The world famous 1500 years ancient Mahanandishwara Temple (Mahanandi temple in short) is situated in Mahanandi village. Mahanandi is at a distance of around 19 km from the Nandyal town in Kurnool district. The deity in this temple is Lord Shiva.
The temple is famous for its stunning architecture and for many rituals that are held during the auspicious day of Maha Shivaratri. The Mahanandi village is surrounded by the famous Nallamala Hills towards the east and the thick dense forests offer a stunning experience to the pilgrims.
In the olden days there are four important routes to Srisailam which passes thick forests. Among these routes two routes are from the right side of the river Krishna and other two are from its left side. These routes are named as – Sikhareswaram Route, Bheemunikolanu Route, Neeliganga Route, Jatararevu Route.
The Sikhreswaram route was used by the piligrims coming from costal Andhra. In this route they first visit the temple of Tripuranthakam which is the Eastern Gate way of Srisailam. At present Tripuranthakam is in Prakasam district and is of about 92 KM from Srisailam in Guntur – Srisailam road. After Tripuranthakam , they passes through Yerragondapalem, Venkatadripalem, Ganjivaripalli, Duddanala nagaru and Telagarayanicheruvu by bullock carts. From there they reach Chintala, a small tribal village on foot and then to sikhareswaram and reach to Srisailam through a path way covered with slabs.
There is a common belief is in vogue that this Holy Kshetram exists from time immemorial. The prominence of this Divya Kshetram is highlighted by the fact that while performing our daily household rituals we specify place and location of our existence with reference to Srisailam. According to Agni Puranam, in the Krithayuga the Demon King Hiranyakasyapa did penance at the Kshetram and worshipped God Mallikarjuna Swamy. This Kshetram was his Puja Mandiram and Ahobila Kshetram which is about 220 K.M. from Srisailam was his Sabha Mandapam. The Skanda Purana proclaims that in the Trethayuga Lord Sri Rama with Seetha Devi during their banish has visited this Kshetram and consecrated Sahasra Lingas (One thousand Lingas) here.

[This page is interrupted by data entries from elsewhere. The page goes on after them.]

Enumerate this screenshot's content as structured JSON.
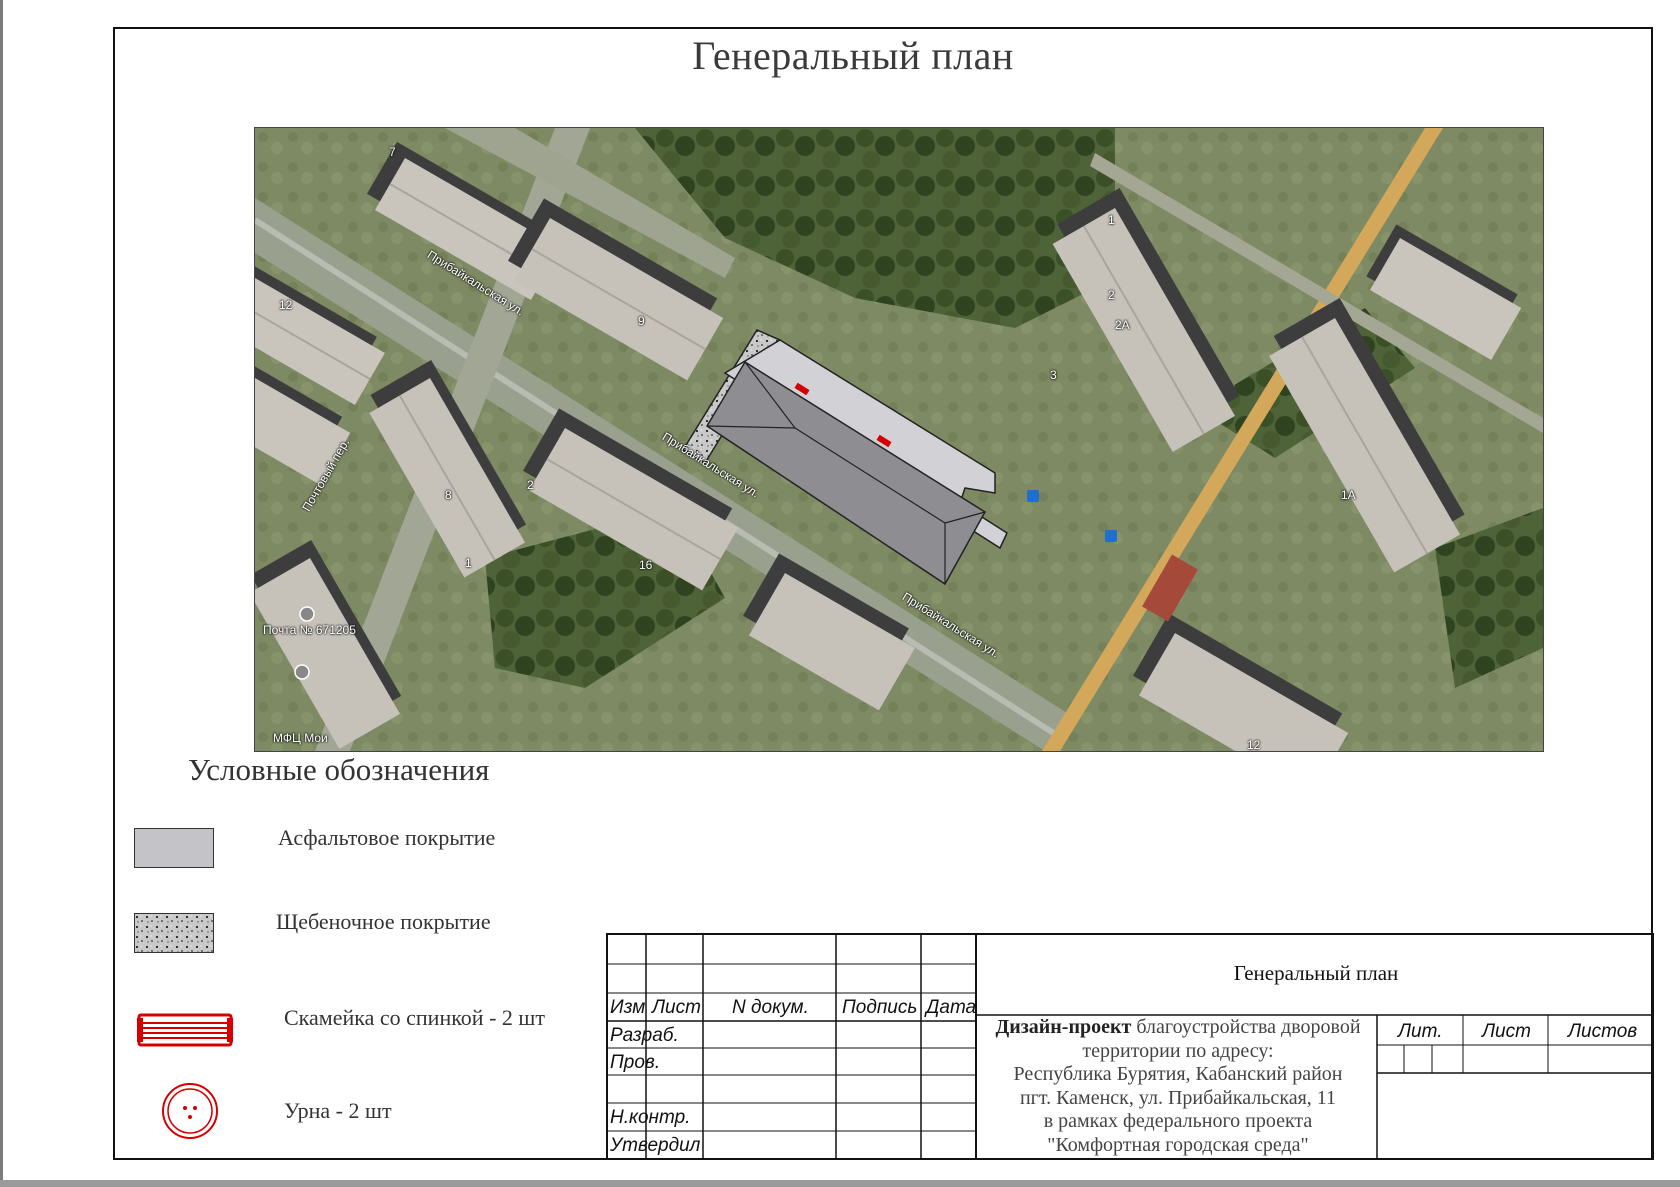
{
  "title": "Генеральный план",
  "map": {
    "streets": [
      "Прибайкальская ул.",
      "Прибайкальская ул.",
      "Прибайкальская ул.",
      "Почтовый пер."
    ],
    "house_numbers": [
      "7",
      "12",
      "9",
      "8",
      "2",
      "1",
      "16",
      "1",
      "2",
      "2А",
      "3",
      "1А",
      "12"
    ],
    "poi": [
      "Почта № 671205",
      "МФЦ Мои"
    ]
  },
  "legend": {
    "title": "Условные обозначения",
    "items": [
      {
        "icon": "asphalt-swatch",
        "label": "Асфальтовое покрытие"
      },
      {
        "icon": "gravel-swatch",
        "label": "Щебеночное покрытие"
      },
      {
        "icon": "bench-icon",
        "label": "Скамейка со спинкой - 2 шт"
      },
      {
        "icon": "urn-icon",
        "label": "Урна - 2 шт"
      }
    ]
  },
  "stamp": {
    "headers": {
      "izm": "Изм",
      "list": "Лист",
      "doc": "N докум.",
      "sign": "Подпись",
      "date": "Дата"
    },
    "roles": [
      "Разраб.",
      "Пров.",
      "",
      "Н.контр.",
      "Утвердил"
    ],
    "sheet_title": "Генеральный план",
    "description_bold": "Дизайн-проект",
    "description_lines": [
      "благоустройства дворовой",
      "территории по адресу:",
      "Республика Бурятия, Кабанский район",
      "пгт. Каменск, ул. Прибайкальская, 11",
      "в рамках федерального проекта",
      "\"Комфортная городская среда\""
    ],
    "lit": "Лит.",
    "sheet": "Лист",
    "sheets": "Листов"
  },
  "colors": {
    "asphalt": "#c4c4c8",
    "bench": "#d40000",
    "urn": "#d40000",
    "road": "#d4a85a"
  }
}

Prathama Nandi [near Nandyal Railway Station]
Naga Nandi [In Nandyal Anjaneya Temple]
Soma Nandi [In Atmakur town]
Surya Nandi [6 miles west of Mahanandi]

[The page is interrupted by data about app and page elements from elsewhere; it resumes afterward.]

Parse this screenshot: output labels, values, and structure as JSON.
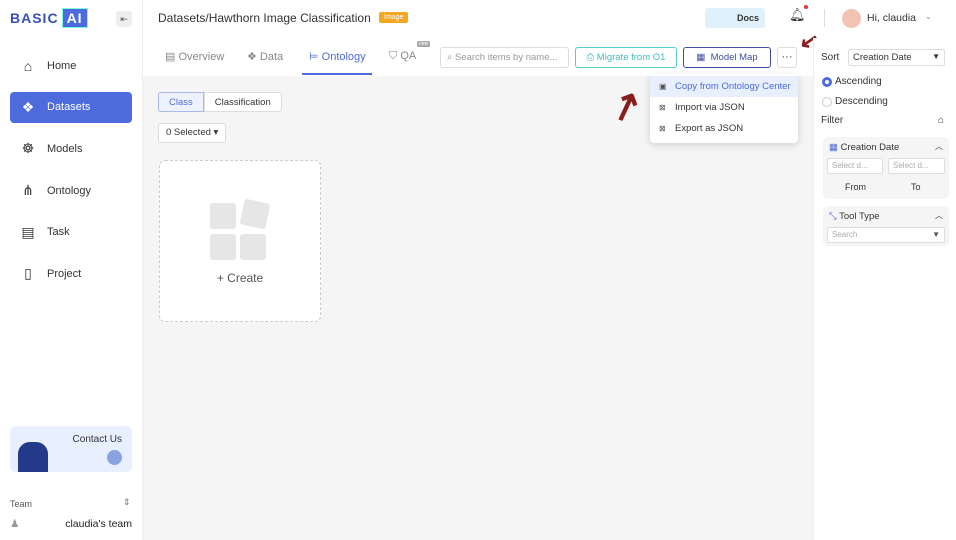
{
  "sidebar": {
    "logo_text": "BASIC",
    "logo_ai": "AI",
    "items": [
      {
        "label": "Home",
        "icon": "home-icon"
      },
      {
        "label": "Datasets",
        "icon": "datasets-icon"
      },
      {
        "label": "Models",
        "icon": "brain-icon"
      },
      {
        "label": "Ontology",
        "icon": "hierarchy-icon"
      },
      {
        "label": "Task",
        "icon": "clipboard-icon"
      },
      {
        "label": "Project",
        "icon": "file-icon"
      }
    ],
    "contact": "Contact Us",
    "team_label": "Team",
    "team_name": "claudia's team"
  },
  "header": {
    "breadcrumb": "Datasets/Hawthorn Image Classification",
    "badge": "Image",
    "docs": "Docs",
    "user": "Hi, claudia"
  },
  "tabs": [
    {
      "label": "Overview"
    },
    {
      "label": "Data"
    },
    {
      "label": "Ontology"
    },
    {
      "label": "QA"
    }
  ],
  "tab_new_badge": "new",
  "toolbar": {
    "search_placeholder": "Search items by name...",
    "migrate": "Migrate from O1",
    "model_map": "Model Map",
    "more": "···"
  },
  "menu": [
    "Copy from Ontology Center",
    "Import via JSON",
    "Export as JSON"
  ],
  "main": {
    "seg": [
      "Class",
      "Classification"
    ],
    "selected": "0 Selected",
    "create": "+ Create"
  },
  "right": {
    "sort_label": "Sort",
    "sort_value": "Creation Date",
    "asc": "Ascending",
    "desc": "Descending",
    "filter": "Filter",
    "date_panel": "Creation Date",
    "date_from_ph": "Select d...",
    "date_to_ph": "Select d...",
    "from": "From",
    "to": "To",
    "tool_panel": "Tool Type",
    "tool_ph": "Search"
  },
  "colors": {
    "accent": "#4d6bdc",
    "badge": "#f5a623",
    "annotation": "#8a1e1e"
  }
}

Krishna Nandi or Vishnu Nandi [2 miles from Mahanandi]
Vinayaka Nandi [Present in north-west of Mahanandi temple premisis]
Shiva Nandi [13kms away from Nandyal town]

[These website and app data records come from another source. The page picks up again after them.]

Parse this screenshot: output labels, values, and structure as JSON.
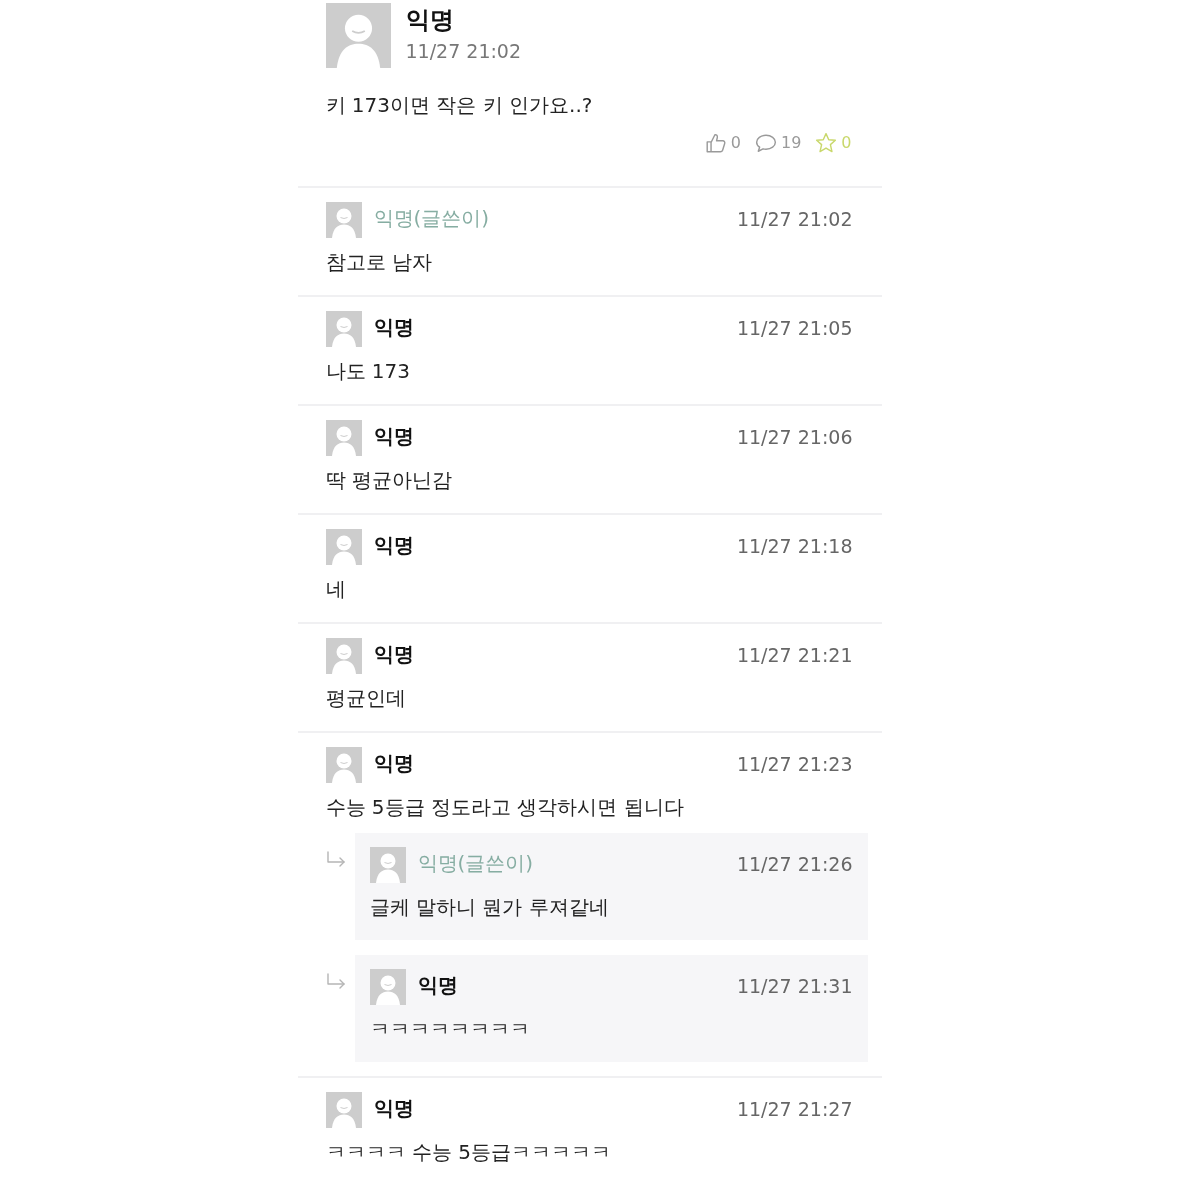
{
  "post": {
    "author": "익명",
    "time": "11/27 21:02",
    "body": "키 173이면 작은 키 인가요..?",
    "stats": [
      {
        "kind": "like",
        "count": "0"
      },
      {
        "kind": "comment",
        "count": "19"
      },
      {
        "kind": "scrap",
        "count": "0"
      }
    ]
  },
  "comments": [
    {
      "author": "익명(글쓴이)",
      "is_writer": true,
      "time": "11/27 21:02",
      "body": "참고로 남자"
    },
    {
      "author": "익명",
      "is_writer": false,
      "time": "11/27 21:05",
      "body": "나도 173"
    },
    {
      "author": "익명",
      "is_writer": false,
      "time": "11/27 21:06",
      "body": "딱 평균아닌감"
    },
    {
      "author": "익명",
      "is_writer": false,
      "time": "11/27 21:18",
      "body": "네"
    },
    {
      "author": "익명",
      "is_writer": false,
      "time": "11/27 21:21",
      "body": "평균인데"
    },
    {
      "author": "익명",
      "is_writer": false,
      "time": "11/27 21:23",
      "body": "수능 5등급 정도라고 생각하시면 됩니다",
      "children": [
        {
          "author": "익명(글쓴이)",
          "is_writer": true,
          "time": "11/27 21:26",
          "body": "글케 말하니 뭔가 루져같네"
        },
        {
          "author": "익명",
          "is_writer": false,
          "time": "11/27 21:31",
          "body": "ㅋㅋㅋㅋㅋㅋㅋㅋ"
        }
      ]
    },
    {
      "author": "익명",
      "is_writer": false,
      "time": "11/27 21:27",
      "body": "ㅋㅋㅋㅋ 수능 5등급ㅋㅋㅋㅋㅋ"
    }
  ]
}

Garuda Nandi [Present in western side of Mahanandi temple]